Entries from a dataset of interfaces
- - - -
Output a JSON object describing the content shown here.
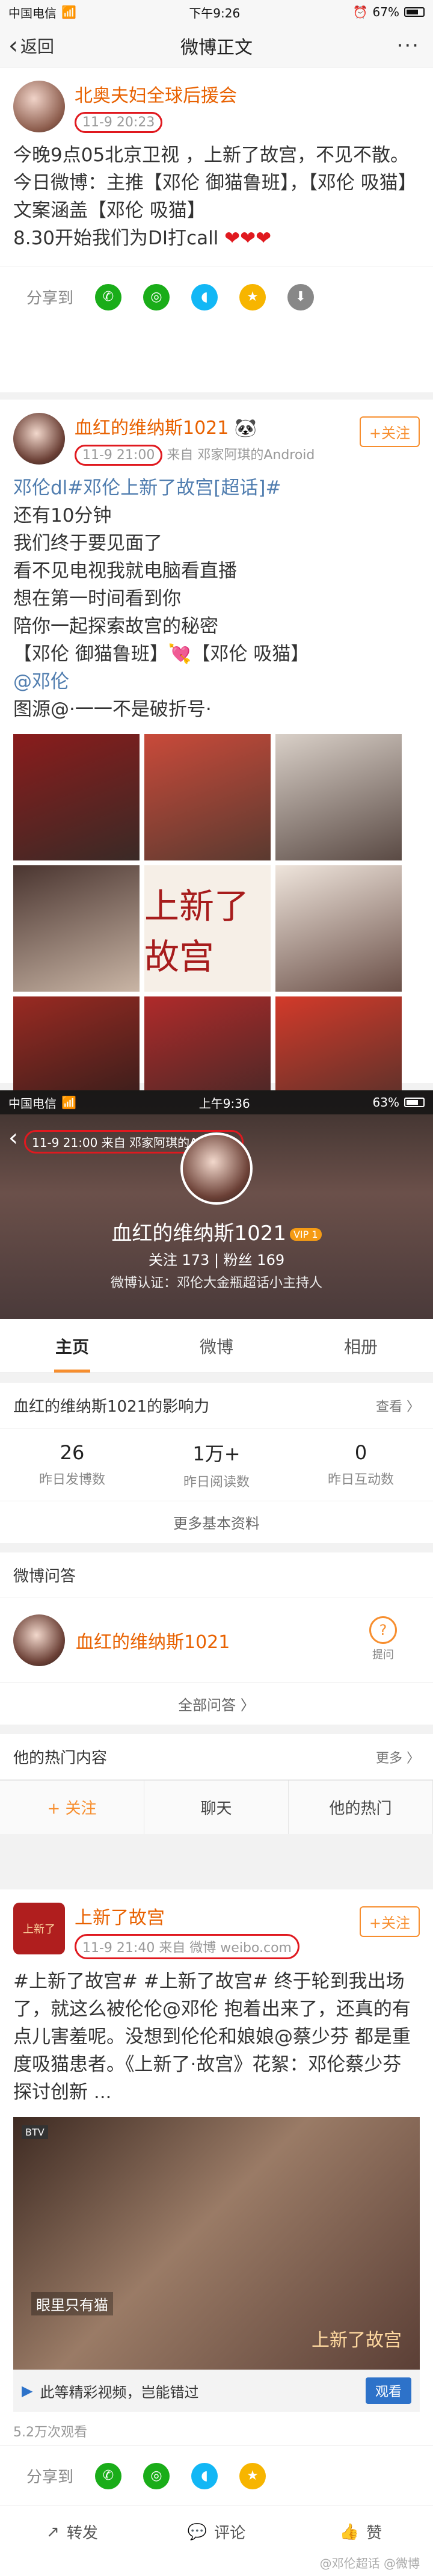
{
  "status1": {
    "carrier": "中国电信",
    "time": "下午9:26",
    "battery": "67%"
  },
  "nav1": {
    "back": "返回",
    "title": "微博正文",
    "more": "···"
  },
  "post1": {
    "name": "北奥夫妇全球后援会",
    "time": "11-9 20:23",
    "text": "今晚9点05北京卫视 ，上新了故宫，不见不散。\n今日微博：主推【邓伦 御猫鲁班】，【邓伦 吸猫】\n文案涵盖【邓伦 吸猫】\n8.30开始我们为DI打call",
    "hearts": "❤❤❤",
    "share_label": "分享到"
  },
  "post2": {
    "name": "血红的维纳斯1021",
    "time": "11-9 21:00",
    "source": "来自 邓家阿琪的Android",
    "follow": "+关注",
    "topic": "邓伦dl#邓伦上新了故宫[超话]#",
    "text": "还有10分钟\n我们终于要见面了\n看不见电视我就电脑看直播\n想在第一时间看到你\n陪你一起探索故宫的秘密\n【邓伦 御猫鲁班】💘【邓伦 吸猫】",
    "mention": "@邓伦",
    "credit": "图源@·一一不是破折号·",
    "grid_title": "上新了故宫",
    "actions": {
      "forward": "转发",
      "comment": "评论",
      "like": "赞"
    }
  },
  "status2": {
    "carrier": "中国电信",
    "time": "上午9:36",
    "battery": "63%"
  },
  "profile": {
    "name": "血红的维纳斯1021",
    "vip": "VIP 1",
    "stats": "关注 173 | 粉丝 169",
    "auth": "微博认证：邓伦大金瓶超话小主持人",
    "time_circled": "11-9 21:00 来自 邓家阿琪的Android",
    "tabs": [
      "主页",
      "微博",
      "相册"
    ],
    "influence_title": "血红的维纳斯1021的影响力",
    "influence_more": "查看 〉",
    "influence": [
      {
        "num": "26",
        "label": "昨日发博数"
      },
      {
        "num": "1万+",
        "label": "昨日阅读数"
      },
      {
        "num": "0",
        "label": "昨日互动数"
      }
    ],
    "more_info": "更多基本资料",
    "qa_title": "微博问答",
    "qa_name": "血红的维纳斯1021",
    "ask": "提问",
    "hot_title": "他的热门内容",
    "hot_more": "更多 〉",
    "bottom": [
      "+ 关注",
      "聊天",
      "他的热门"
    ]
  },
  "post3": {
    "name": "上新了故宫",
    "logo": "上新了",
    "time": "11-9 21:40 来自 微博 weibo.com",
    "follow": "+关注",
    "text": "#上新了故宫# #上新了故宫# 终于轮到我出场了，就这么被伦伦@邓伦 抱着出来了，还真的有点儿害羞呢。没想到伦伦和娘娘@蔡少芬 都是重度吸猫患者。《上新了·故宫》花絮：邓伦蔡少芬探讨创新 ...",
    "video_badge": "BTV",
    "video_caption": "眼里只有猫 ",
    "video_watermark": "上新了故宫",
    "promo": "此等精彩视频，岂能错过",
    "promo_btn": "观看",
    "views": "5.2万次观看",
    "share_label": "分享到",
    "actions": {
      "forward": "转发",
      "comment": "评论",
      "like": "赞"
    },
    "footer_mark": "@邓伦超话 @微博"
  }
}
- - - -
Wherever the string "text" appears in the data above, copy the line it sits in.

→ Exercise solution:
    "text": "今晚9点05北京卫视 ，上新了故宫，不见不散。\n今日微博：主推【邓伦 御猫鲁班】，【邓伦 吸猫】\n文案涵盖【邓伦 吸猫】\n8.30开始我们为DI打call",
    "text": "还有10分钟\n我们终于要见面了\n看不见电视我就电脑看直播\n想在第一时间看到你\n陪你一起探索故宫的秘密\n【邓伦 御猫鲁班】💘【邓伦 吸猫】",
    "text": "#上新了故宫# #上新了故宫# 终于轮到我出场了，就这么被伦伦@邓伦 抱着出来了，还真的有点儿害羞呢。没想到伦伦和娘娘@蔡少芬 都是重度吸猫患者。《上新了·故宫》花絮：邓伦蔡少芬探讨创新 ...",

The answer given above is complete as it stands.